But the Carter administration does not deserve Mayer's scorn for asking Europe and Japan to adopt bolder economic policies. It is easy to make fun of the rhetoric -- locomotives, convoys and all that -- but harder to fault the aim of the excercise. And Mayer fails to point out that the weakness of the dollar in 1977-1979 was due partly to mismanagement in earlier years. If the dollar had been allowed to depreciate modestly in 1976 and early in 1977, the U.S. trade balance would have been stronger in 1978 and 1979, and the subsequent depreciation would have been milder. But the foreign central banks for whom Mayer has great respect intervened to prevent the requisite depreciation.

Furthermore, Mayer is inconsistent in his objections to benign neglect. He is comparatively kind to the Kennedy adminstration, yet that was the period in which the U.S. Treasury was most clearly determined to postpone any reckoning with the payments deficit. It erected "perimeter defenses" for the dollar and tried to finance the deficit without large gold losses. It did not take corrective action. The Kennedy administration was not necessarily wrong, given views and prospects at the time. Economists at the Brookings Institution were not alone in believing that the balance of payments would improve by itself, and it was on the way in 1964-1966, before U.S. economic policy went awry. But Mayer also fails to remind us of these circumstances. Elsewhere, Mayer praises Paul Volcker for his monetary policies which, he says, amount to saying that "domestic considerations would have to take precednece over the Foreign-exchange markets . . ." This is not so, but if it were, it would be benign neglect of the most blatant sort.

Mayer has interesting stories to tell.

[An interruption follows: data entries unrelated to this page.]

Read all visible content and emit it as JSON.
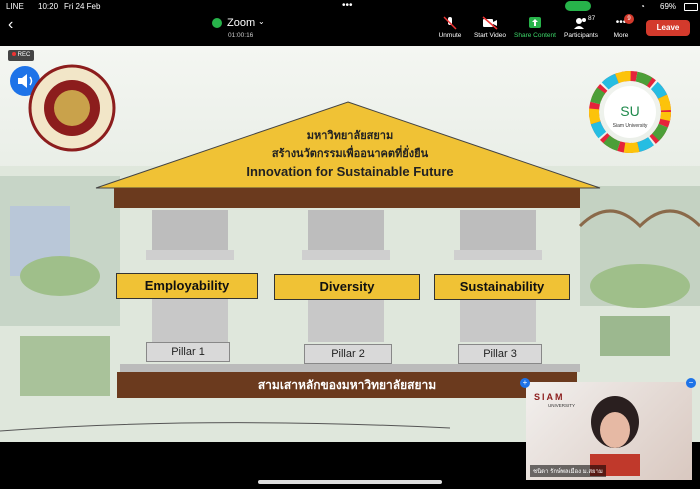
{
  "status_bar": {
    "carrier": "LINE",
    "time": "10:20",
    "date": "Fri 24 Feb",
    "battery": "69%"
  },
  "header": {
    "app_name": "Zoom",
    "elapsed": "01:00:16",
    "buttons": [
      {
        "label": "Unmute"
      },
      {
        "label": "Start Video"
      },
      {
        "label": "Share Content"
      },
      {
        "label": "Participants",
        "count": "87"
      },
      {
        "label": "More",
        "badge": "9"
      }
    ],
    "leave": "Leave"
  },
  "recording": "REC",
  "slide": {
    "title_th_1": "มหาวิทยาลัยสยาม",
    "title_th_2": "สร้างนวัตกรรมเพื่ออนาคตที่ยั่งยืน",
    "title_en": "Innovation for Sustainable Future",
    "themes": [
      "Employability",
      "Diversity",
      "Sustainability"
    ],
    "pillars": [
      "Pillar 1",
      "Pillar 2",
      "Pillar 3"
    ],
    "base": "สามเสาหลักของมหาวิทยาลัยสยาม",
    "su_logo_text": "SU",
    "su_logo_sub": "Siam University",
    "seal_text": "SIAM UNIVERSITY"
  },
  "video": {
    "logo": "SIAM",
    "logo_sub": "UNIVERSITY",
    "participant_name": "ชนิดา รักษ์พลเมือง ม.สยาม"
  },
  "colors": {
    "leave": "#d33a2c",
    "share_green": "#27b34a",
    "roof": "#f0c235",
    "base": "#6b3a1e"
  }
}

If accurate, they fill some puzzling gaps in the history of the dollar. The "gold rush" of 1960-1961, for instance, was precipitated by ambivalence in Washington and by British reactions to it. The decision to close the gold window in 1971 may have been due in part to a misunderstanding between Paul Volcker and John Connally. But anecdotes do not make analytical history, and that is what Mayer undertakes to provide.

What should be done about the dollar? Mayer makes an number of recommendations, most of them familiar and some of them sensible, but one of them puzzles me. He has his own theory of bureaucratic politics. In the Carter administration, he maintains, policy errors were made because talented people were slotted into the wrong jobs. More important, the Treasury should not have responsibility for managing the dollar. It should stick to raising revenue and managing the federal debt. Defense of the dollar should be left to the Federal Reserve System. All over the world, Mayer says, "central banks are kept separate in some degree from the political process" and can thus be entrusted with defense of the currency. But Mayer is wrong on two counts, Most central banks have less independence than the Federal Reserve System, and on his own reading of the record, the Fed has not done very well. It was wrong in 1972, under Arthur Burns, when it fostered rapid growth in the money supply and thus undermined the Smithsonian agreement, and was wrong again in 1977-1978, under G. William Miller, when it failed to combat inflation.

If you decide to read this book, be self-confident. Those things that puzzle you may be wrong, not beyond your grasp. On two occasons, Mayer says that the U.S. authorities were buying marks. They were selling marks. At several points, he confuses the role of the dollar in the foreign-exchange markets, where it serves as a "vehicle" for movements between other currencies, with the reserve role of the dollar, and he compounds the confusion by turning it into a case for fixed exchanges rates. At another point, Mayer tries to lead his readers through the several definitions of the balance of payments -- a matter of theology on which I have wasted too much of my own professional life. He wastes his readers' time and misleads them too. The "liquidity" deficit, he says, is "the net change in liquid claims held by foreigners against the United States before 'settlement' of any of those claims through transfers of reserve assets . . ." Understand? No you don't. It is net of changes in reserves used to settle claims. But it doesn't really matter anyway.